Lifelong New Yorker Michael Morales, 65, said he’s more alert than ever before.
“The city’s overcrowded. There’s too much tension," said Morales, of Bensonhurst. "Bills are high, people don’t have jobs and it causes frustration. There are a lot of mentally ill and something clicks and they hurt you.”
The attacks haven’t just been underground. Last week, police arrested Francis Salud, 28, in connection to an apparent random slashing of a 30-year-old man in the East Village on Jan. 16. The victim needed 200 stitches to close the gash, police said.
Earlier this month, Kari Bazemore, 41, was arrested for slashing a 24-year-old woman outside a Chelsea diner in another random morning attack, the NYPD said.
In response to questions about the rash of slashings, Police Commissioner Bill Bratton has said the department is training 5,500 officers over the next several months to deal with the mentally ill, but insisted the rails are safe.
“We have these spikes from time to time," he said. "Then it somewhat subsides.
"It is a very safe system. Again, 6 million people a day on average go through that system without incident other than, as (Chief of Department James O'Neill) and I found this morning, being jammed in like sardines."
Subway riders said the added resources can’t come soon enough.
“It’s random — that’s what makes it more troubling,” said straphanger Gary Bell, 58, a bouncer from the Lower East Side. “I don’t sit close to the door because they slash you and keep going. We need more cops you can see, not just plainclothes.”
Jamaine Burris, 28, who has worked with the mentally ill, said the person you least suspect can be the most dangerous.
“You never know who’s crazy,” said Burris, of East New York. “It’s not one particular color or shape. Crazy can be undercover.”
MTA Vice Chairman Fernando Ferrer said, “We’re in close communication with the New York City Police Department and with our own police department."

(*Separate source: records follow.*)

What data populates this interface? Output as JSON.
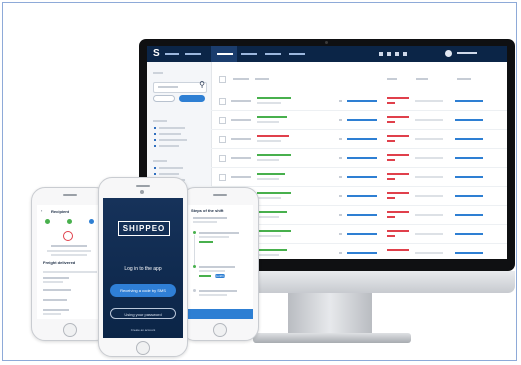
{
  "desktop": {
    "logo_letter": "S"
  },
  "mobile_center": {
    "logo": "SHIPPEO",
    "heading": "Log in to the app",
    "primary_button": "Receiving a code by SMS",
    "secondary_button": "Using your password",
    "footer_link": "Create an account"
  },
  "mobile_left": {
    "title": "Recipient",
    "section_label": "Freight delivered"
  },
  "mobile_right": {
    "title": "Steps of the shift",
    "badge": "Confirm"
  },
  "colors": {
    "navy": "#0b2547",
    "accent_blue": "#2e7fd3",
    "status_green": "#48b04d",
    "status_red": "#e0404b"
  }
}
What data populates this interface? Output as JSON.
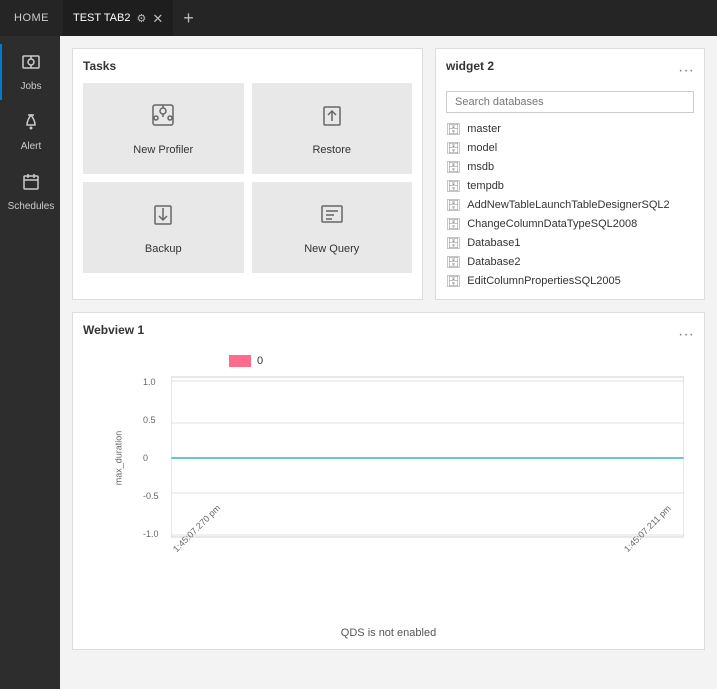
{
  "topbar": {
    "home_label": "HOME",
    "active_tab_label": "TEST TAB2",
    "add_tab_icon": "+"
  },
  "sidebar": {
    "items": [
      {
        "id": "jobs",
        "label": "Jobs",
        "active": true
      },
      {
        "id": "alert",
        "label": "Alert",
        "active": false
      },
      {
        "id": "schedules",
        "label": "Schedules",
        "active": false
      }
    ]
  },
  "tasks_widget": {
    "title": "Tasks",
    "items": [
      {
        "id": "new-profiler",
        "label": "New Profiler"
      },
      {
        "id": "restore",
        "label": "Restore"
      },
      {
        "id": "backup",
        "label": "Backup"
      },
      {
        "id": "new-query",
        "label": "New Query"
      }
    ]
  },
  "widget2": {
    "title": "widget 2",
    "search_placeholder": "Search databases",
    "databases": [
      "master",
      "model",
      "msdb",
      "tempdb",
      "AddNewTableLaunchTableDesignerSQL2",
      "ChangeColumnDataTypeSQL2008",
      "Database1",
      "Database2",
      "EditColumnPropertiesSQL2005"
    ]
  },
  "webview": {
    "title": "Webview 1",
    "legend_label": "0",
    "y_axis_label": "max_duration",
    "x_label_left": "1:45:07.270 pm",
    "x_label_right": "1:45:07.211 pm",
    "chart_note": "QDS is not enabled",
    "y_ticks": [
      "1.0",
      "0.5",
      "0",
      "-0.5",
      "-1.0"
    ]
  }
}
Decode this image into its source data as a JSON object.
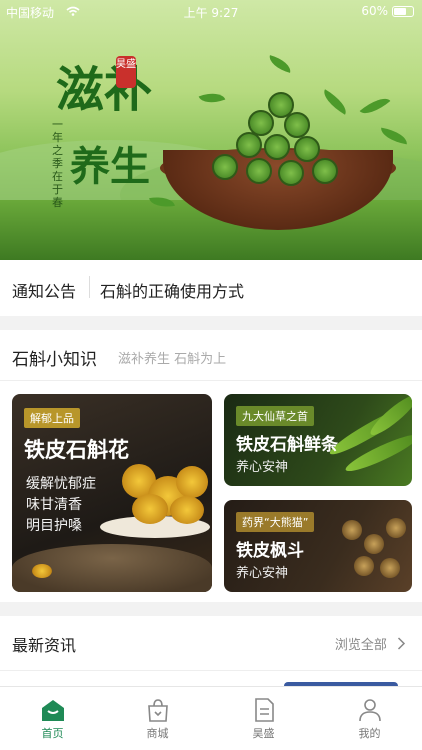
{
  "status_bar": {
    "carrier": "中国移动",
    "time": "上午 9:27",
    "battery": "60%"
  },
  "banner": {
    "brand_seal": "昊盛",
    "slogan_line1": "滋补",
    "slogan_line2": "养生",
    "slogan_small": "一年之季在于春"
  },
  "notice": {
    "label": "通知公告",
    "text": "石斛的正确使用方式"
  },
  "knowledge": {
    "title": "石斛小知识",
    "subtitle": "滋补养生 石斛为上",
    "cards": [
      {
        "tag": "解郁上品",
        "name": "铁皮石斛花",
        "desc_lines": [
          "缓解忧郁症",
          "味甘清香",
          "明目护嗓"
        ]
      },
      {
        "tag": "九大仙草之首",
        "name": "铁皮石斛鲜条",
        "desc": "养心安神"
      },
      {
        "tag": "药界“大熊猫”",
        "name": "铁皮枫斗",
        "desc": "养心安神"
      }
    ]
  },
  "news": {
    "title": "最新资讯",
    "more": "浏览全部"
  },
  "tabbar": {
    "active_color": "#1f8a56",
    "items": [
      {
        "label": "首页",
        "icon": "home-icon"
      },
      {
        "label": "商城",
        "icon": "shopping-bag-icon"
      },
      {
        "label": "昊盛",
        "icon": "document-icon"
      },
      {
        "label": "我的",
        "icon": "person-icon"
      }
    ]
  }
}
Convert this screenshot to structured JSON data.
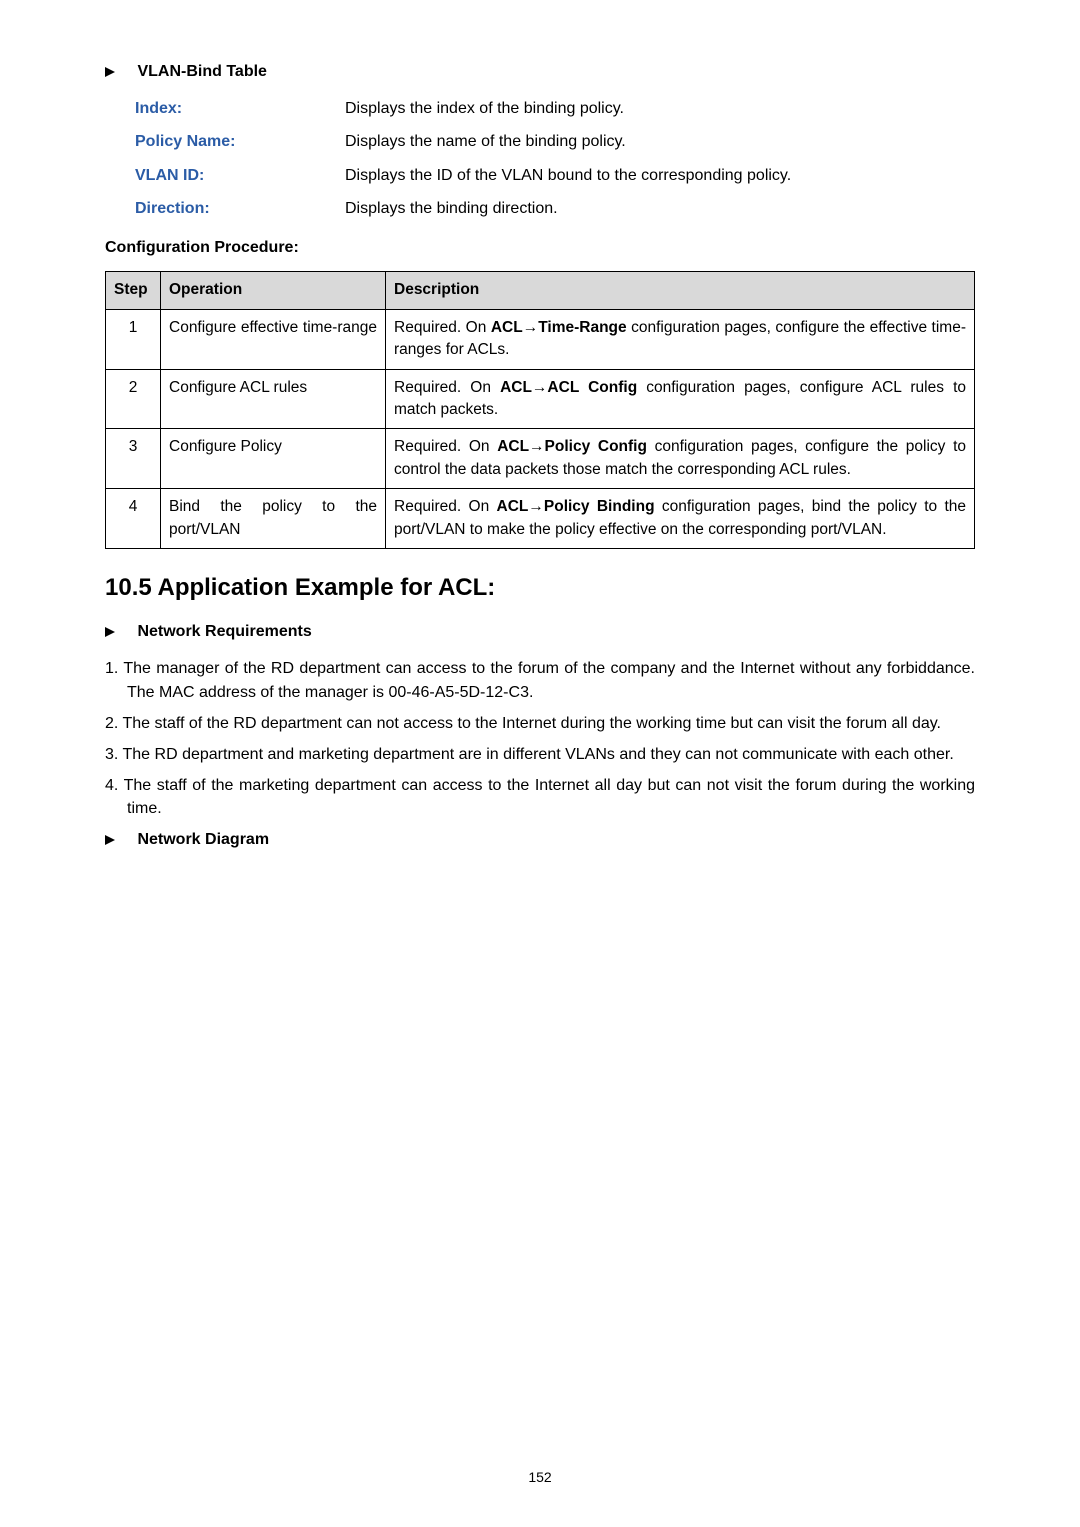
{
  "vlanBind": {
    "heading": "VLAN-Bind Table",
    "rows": [
      {
        "term": "Index:",
        "def": "Displays the index of the binding policy."
      },
      {
        "term": "Policy Name:",
        "def": "Displays the name of the binding policy."
      },
      {
        "term": "VLAN ID:",
        "def": "Displays the ID of the VLAN bound to the corresponding policy."
      },
      {
        "term": "Direction:",
        "def": "Displays the binding direction."
      }
    ]
  },
  "configProc": {
    "heading": "Configuration Procedure:",
    "cols": {
      "step": "Step",
      "operation": "Operation",
      "description": "Description"
    },
    "rows": [
      {
        "step": "1",
        "op": "Configure effective time-range",
        "desc_pre": "Required. On ",
        "desc_bold": "ACL→Time-Range",
        "desc_post": " configuration pages, configure the effective time-ranges for ACLs."
      },
      {
        "step": "2",
        "op": "Configure ACL rules",
        "desc_pre": "Required. On ",
        "desc_bold": "ACL→ACL Config",
        "desc_post": " configuration pages, configure ACL rules to match packets."
      },
      {
        "step": "3",
        "op": "Configure Policy",
        "desc_pre": "Required. On ",
        "desc_bold": "ACL→Policy Config",
        "desc_post": " configuration pages, configure the policy to control the data packets those match the corresponding ACL rules."
      },
      {
        "step": "4",
        "op": "Bind the policy to the port/VLAN",
        "desc_pre": "Required. On ",
        "desc_bold": "ACL→Policy Binding",
        "desc_post": " configuration pages, bind the policy to the port/VLAN to make the policy effective on the corresponding port/VLAN."
      }
    ]
  },
  "section": {
    "title": "10.5 Application Example for ACL:"
  },
  "netReq": {
    "heading": "Network Requirements",
    "items": [
      "1. The manager of the RD department can access to the forum of the company and the Internet without any forbiddance. The MAC address of the manager is 00-46-A5-5D-12-C3.",
      "2. The staff of the RD department can not access to the Internet during the working time but can visit the forum all day.",
      "3. The RD department and marketing department are in different VLANs and they can not communicate with each other.",
      "4. The staff of the marketing department can access to the Internet all day but can not visit the forum during the working time."
    ]
  },
  "netDiag": {
    "heading": "Network Diagram"
  },
  "pageNumber": "152"
}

He continued: "[The NYPD] are redoubling their efforts in New York City’s subways. We are redoubling efforts in areas where MTA PD patrols as well. This we take seriously."